News stories, government decisions, and big announcements can shake things up too. If the market suddenly gets excited or worried after certain Dogecoin news, its value can jump or drop fast.
Celebrity endorsements and online community engagement also influence the coin’s market position. Statements and engagements from the likes of Elon Musk have often triggered notable fluctuations in the DOGE market.
Those considering investing in Dogecoin may want to stay sharp and keep an eye on these changes, as knowing what’s going on could help them make smarter moves and avoid losing out.
However, it’s not all smooth sailing for Dogecoin. Its current standing has been marked by potential hurdles, including regulatory changes and bearish market trends. There have also been concerns about its sustainability and future, which have likely influenced its market price.
How many Dogecoins are left?
Given Dogecoin’s inflationary model, this is a moving target as there is no cap on the total supply of Dogecoins that can be mined.
How many Dogecoins are lost?
As with all digital currencies, this is difficult to quantify. On-chain data does not clearly show the number of lost Dogecoins. Without an official report or analytic tool to track these lost coins, providing an accurate number of lost Dogecoins is difficult.
How many Dogecoins are mined per day?
It is estimated that about 14.4 million Dogecoins are mined daily because the Dogecoin network issues a 10,000 DOGE reward for every block, and blocks are typically added to the blockchain about every minute.
However, it’s important to note that this is an approximation and the actual number can vary due to factors such as changes in the mining difficulty and network hashrate.
Who owns the most Dogecoins?

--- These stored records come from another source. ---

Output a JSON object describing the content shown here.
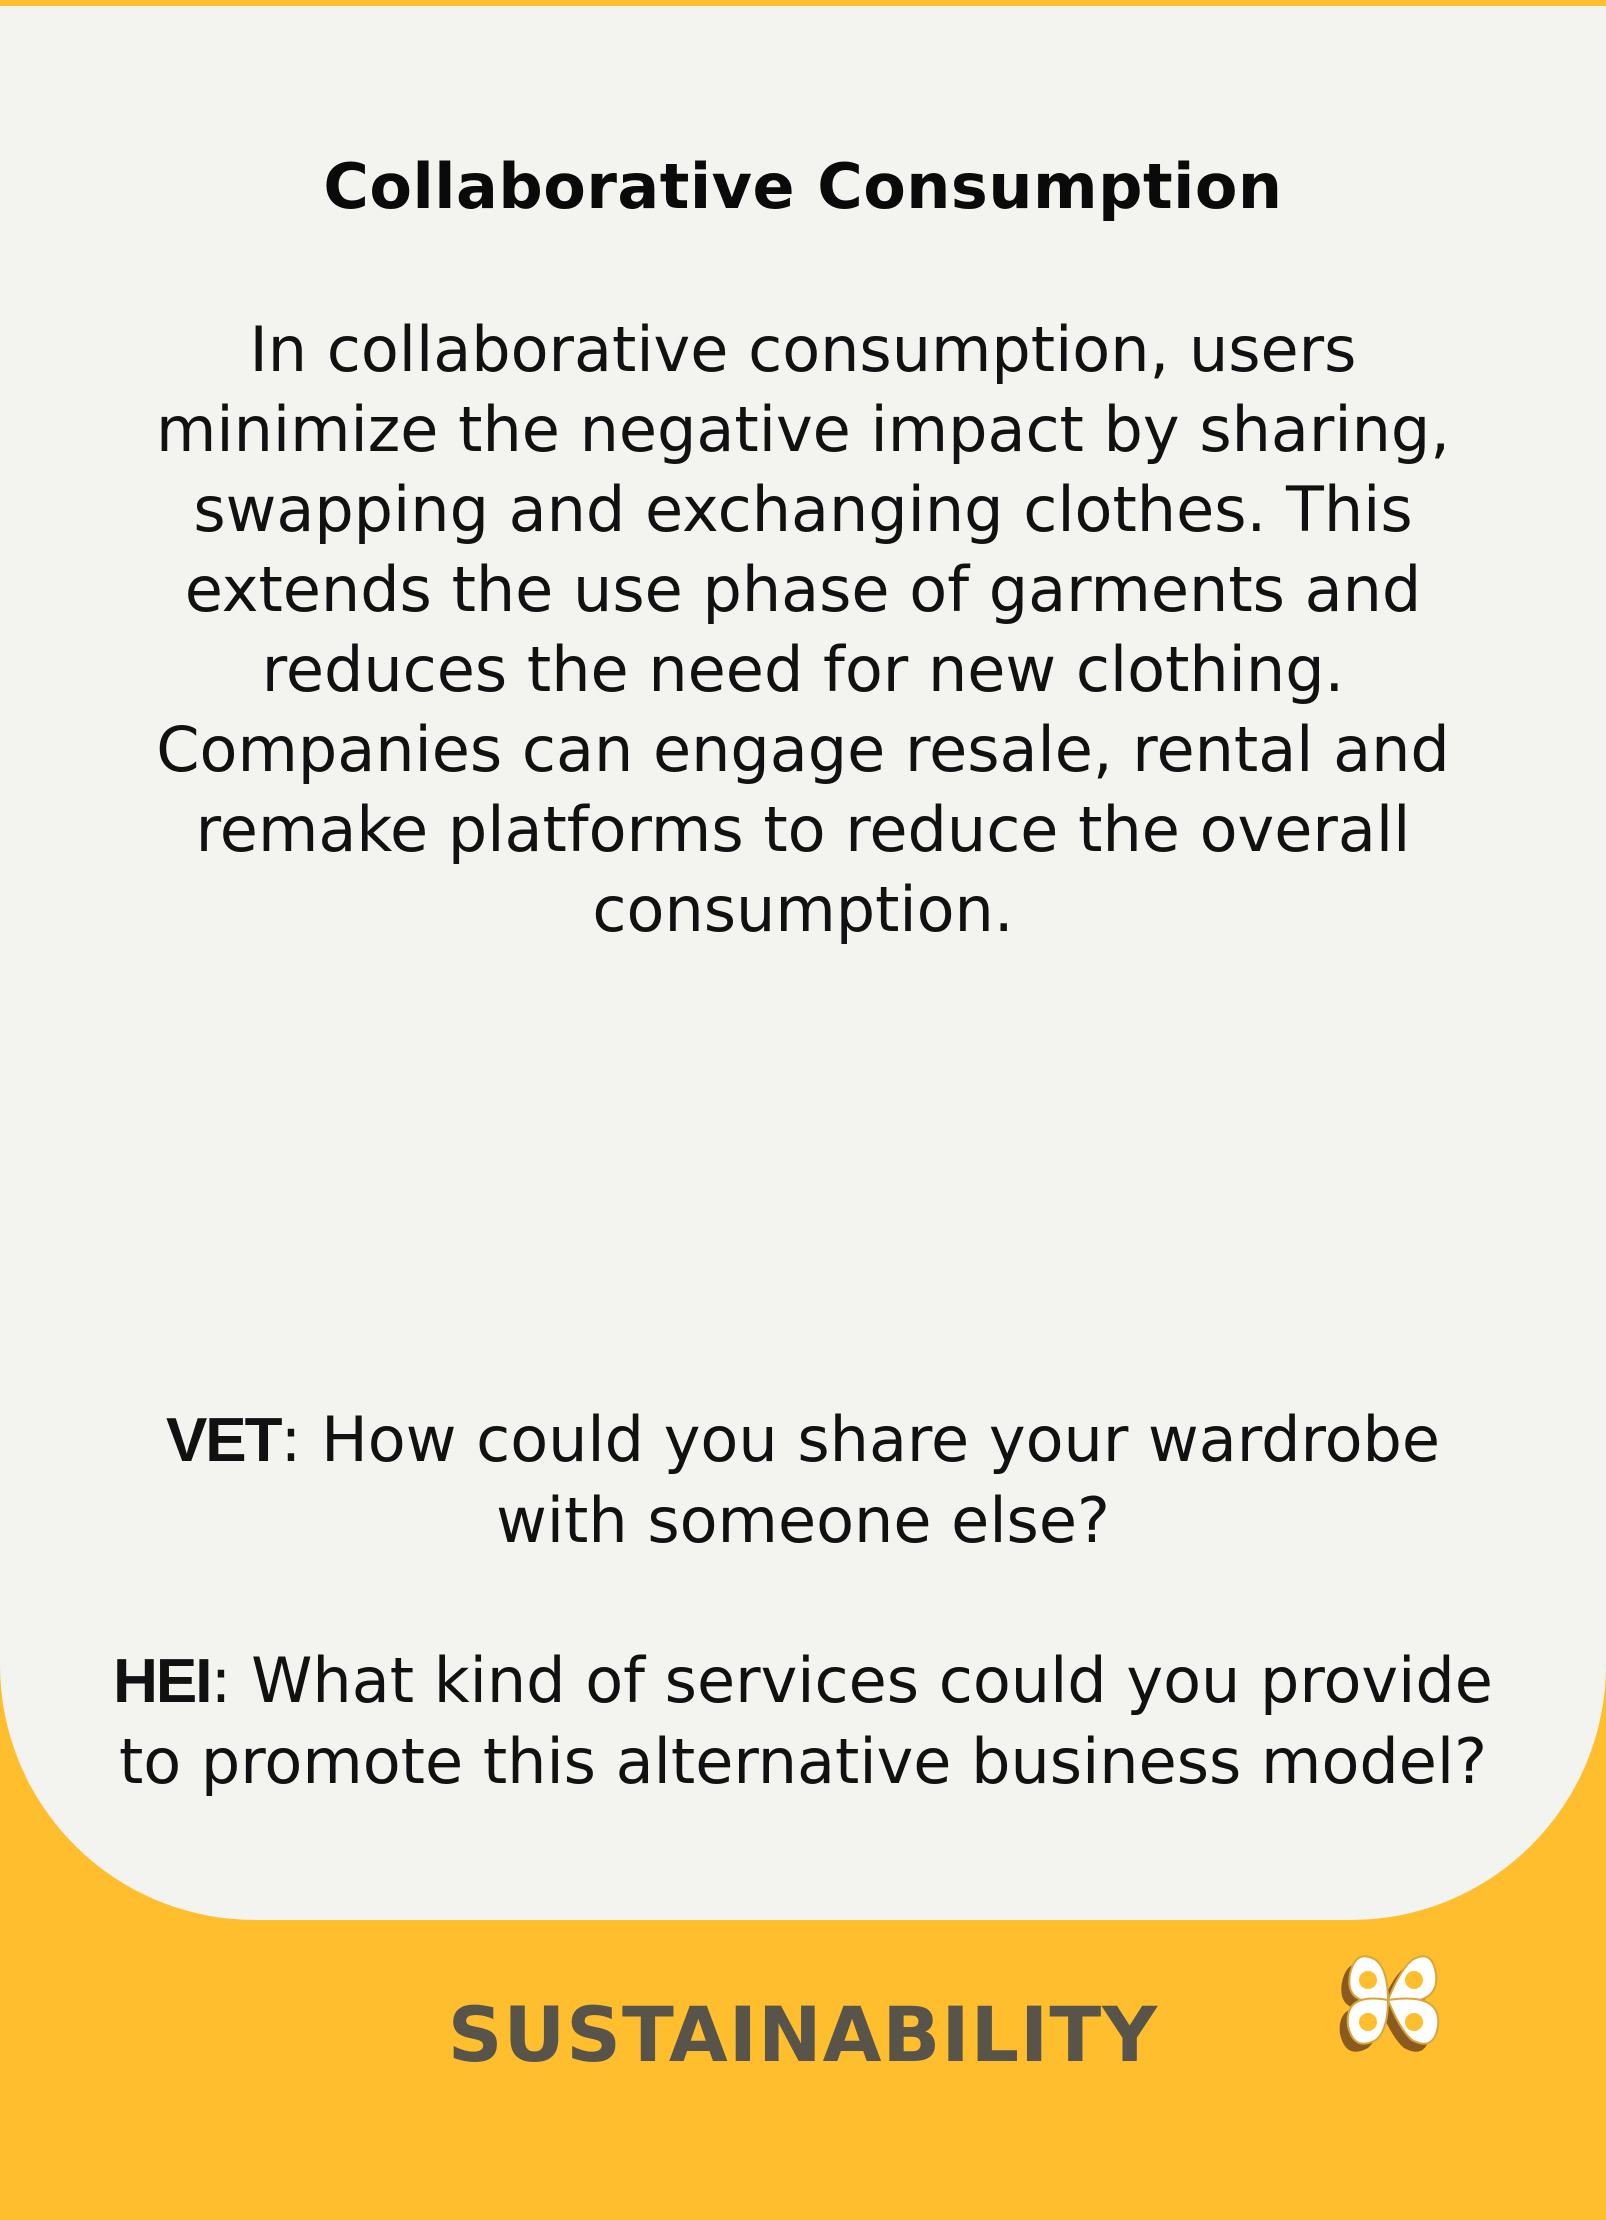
{
  "card": {
    "title": "Collaborative Consumption",
    "body": "In collaborative consumption, users minimize the negative impact by sharing, swapping and exchanging clothes. This extends the use phase of garments and reduces the need for new clothing. Companies can engage resale, rental and remake platforms to reduce the overall consumption."
  },
  "questions": [
    {
      "label": "VET",
      "separator": ": ",
      "text": "How could you share your wardrobe with someone else?"
    },
    {
      "label": "HEI",
      "separator": ": ",
      "text": "What kind of services could you provide to promote this alternative business model?"
    }
  ],
  "footer": {
    "category": "SUSTAINABILITY",
    "logo_icon": "quatrefoil-logo-icon"
  },
  "colors": {
    "accent": "#FEBE2E",
    "panel": "#F3F3EF",
    "category_text": "#58544A",
    "logo_shadow": "#8A5A1E",
    "logo_fill": "#FFFFFF"
  }
}
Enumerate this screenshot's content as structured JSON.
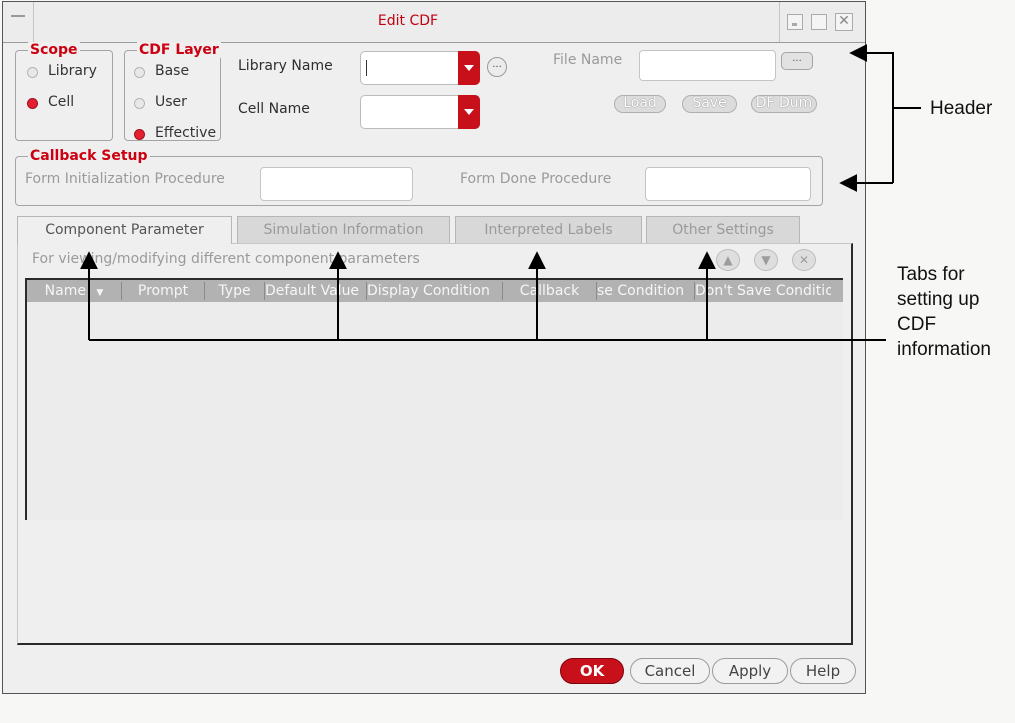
{
  "window": {
    "title": "Edit CDF"
  },
  "scope": {
    "legend": "Scope",
    "options": [
      {
        "label": "Library",
        "selected": false
      },
      {
        "label": "Cell",
        "selected": true
      }
    ]
  },
  "cdf_layer": {
    "legend": "CDF Layer",
    "options": [
      {
        "label": "Base",
        "selected": false
      },
      {
        "label": "User",
        "selected": false
      },
      {
        "label": "Effective",
        "selected": true
      }
    ]
  },
  "header": {
    "library_name_label": "Library Name",
    "library_name_value": "",
    "cell_name_label": "Cell Name",
    "cell_name_value": "",
    "browse_label": "...",
    "file_name_label": "File Name",
    "file_name_value": "",
    "file_browse_label": "...",
    "load_label": "Load",
    "save_label": "Save",
    "dump_label": "DF Dum"
  },
  "callback": {
    "legend": "Callback Setup",
    "init_label": "Form Initialization Procedure",
    "init_value": "",
    "done_label": "Form Done Procedure",
    "done_value": ""
  },
  "tabs": [
    {
      "label": "Component Parameter",
      "active": true
    },
    {
      "label": "Simulation Information",
      "active": false
    },
    {
      "label": "Interpreted Labels",
      "active": false
    },
    {
      "label": "Other Settings",
      "active": false
    }
  ],
  "component_panel": {
    "hint": "For viewing/modifying different component parameters",
    "columns": [
      "Name",
      "Prompt",
      "Type",
      "Default Value",
      "Display Condition",
      "Callback",
      "se Condition",
      "Don't Save Conditio"
    ]
  },
  "footer": {
    "ok": "OK",
    "cancel": "Cancel",
    "apply": "Apply",
    "help": "Help"
  },
  "annotations": {
    "header": "Header",
    "tabs_line1": "Tabs for",
    "tabs_line2": "setting up",
    "tabs_line3": "CDF",
    "tabs_line4": "information"
  },
  "colors": {
    "accent_red": "#c8101a",
    "legend_red": "#cc0010"
  }
}
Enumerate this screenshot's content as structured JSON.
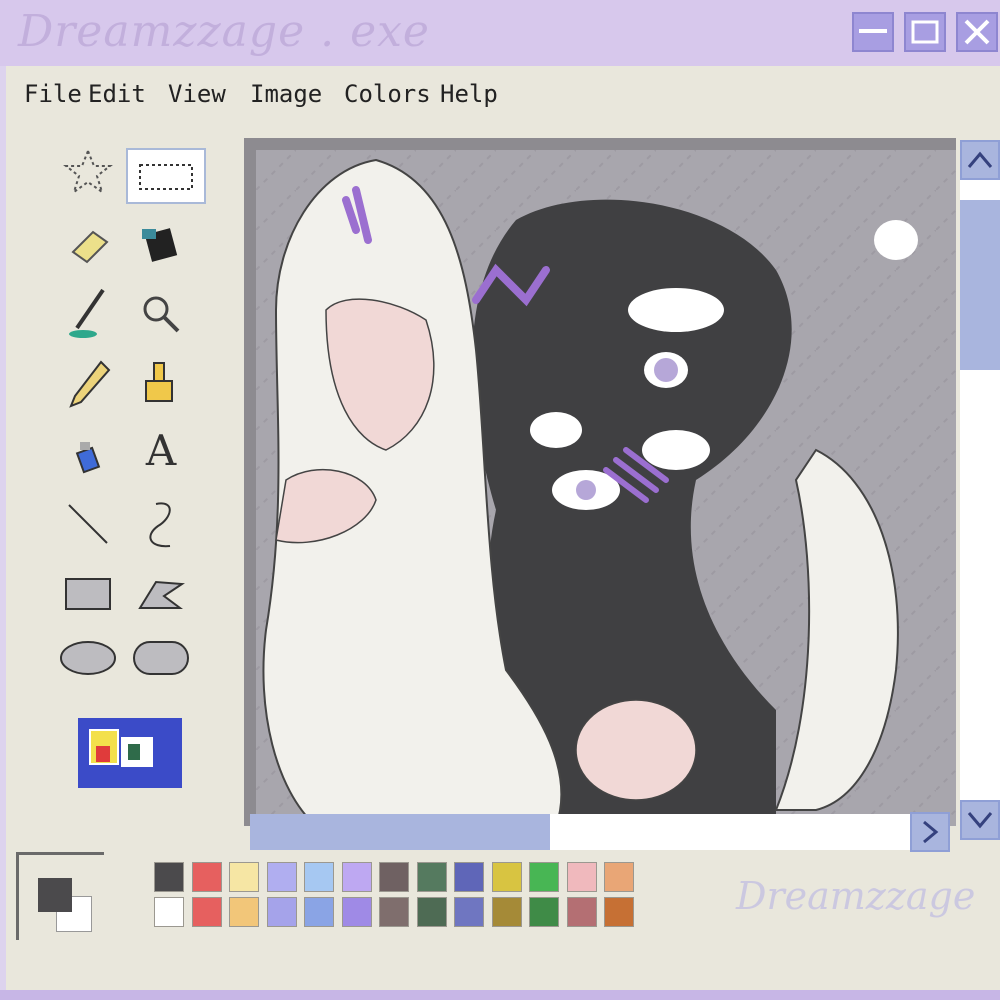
{
  "window": {
    "title": "Dreamzzage . exe",
    "controls": {
      "minimize": "minimize",
      "maximize": "maximize",
      "close": "close"
    }
  },
  "menu": {
    "items": [
      "File",
      "Edit",
      "View",
      "Image",
      "Colors",
      "Help"
    ]
  },
  "toolbox": {
    "tools": [
      {
        "name": "free-select",
        "icon": "star-select-icon"
      },
      {
        "name": "rect-select",
        "icon": "rect-select-icon"
      },
      {
        "name": "eraser",
        "icon": "eraser-icon"
      },
      {
        "name": "fill",
        "icon": "paint-bucket-icon"
      },
      {
        "name": "pick-color",
        "icon": "eyedropper-icon"
      },
      {
        "name": "magnifier",
        "icon": "magnifier-icon"
      },
      {
        "name": "pencil",
        "icon": "pencil-icon"
      },
      {
        "name": "brush",
        "icon": "brush-icon"
      },
      {
        "name": "airbrush",
        "icon": "spraycan-icon"
      },
      {
        "name": "text",
        "icon": "text-icon",
        "glyph": "A"
      },
      {
        "name": "line",
        "icon": "line-icon"
      },
      {
        "name": "curve",
        "icon": "curve-icon"
      },
      {
        "name": "rectangle",
        "icon": "rectangle-icon"
      },
      {
        "name": "polygon",
        "icon": "polygon-icon"
      },
      {
        "name": "ellipse",
        "icon": "ellipse-icon"
      },
      {
        "name": "rounded-rect",
        "icon": "rounded-rect-icon"
      }
    ]
  },
  "scrollbars": {
    "up": "^",
    "down": "V",
    "right": ">"
  },
  "palette": {
    "primary": "#4b4a4c",
    "secondary": "#ffffff",
    "top_row": [
      "#4b4a4c",
      "#e6605f",
      "#f6e6a4",
      "#b0aef0",
      "#a6c8f2",
      "#bea8f2",
      "#6f6162",
      "#557a5f",
      "#5f66b8",
      "#d8c441",
      "#48b654",
      "#f0b9bd",
      "#e9a676"
    ],
    "bottom_row": [
      "#ffffff",
      "#e6605f",
      "#f2c679",
      "#a5a3ea",
      "#8aa4e5",
      "#9f8ae6",
      "#7f6e6d",
      "#4e6b54",
      "#6f76c1",
      "#a58a37",
      "#3f8b47",
      "#b46f73",
      "#c67034"
    ]
  },
  "watermark": "Dreamzzage"
}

While it’s tricky to pinpoint, reports indicate that the largest amount of Dogecoin is owned by an anonymous investor associated with Robinhood, holding approximately 29.5 billion Dogecoins, which equates to 30.16% of the currency’s total circulating supply.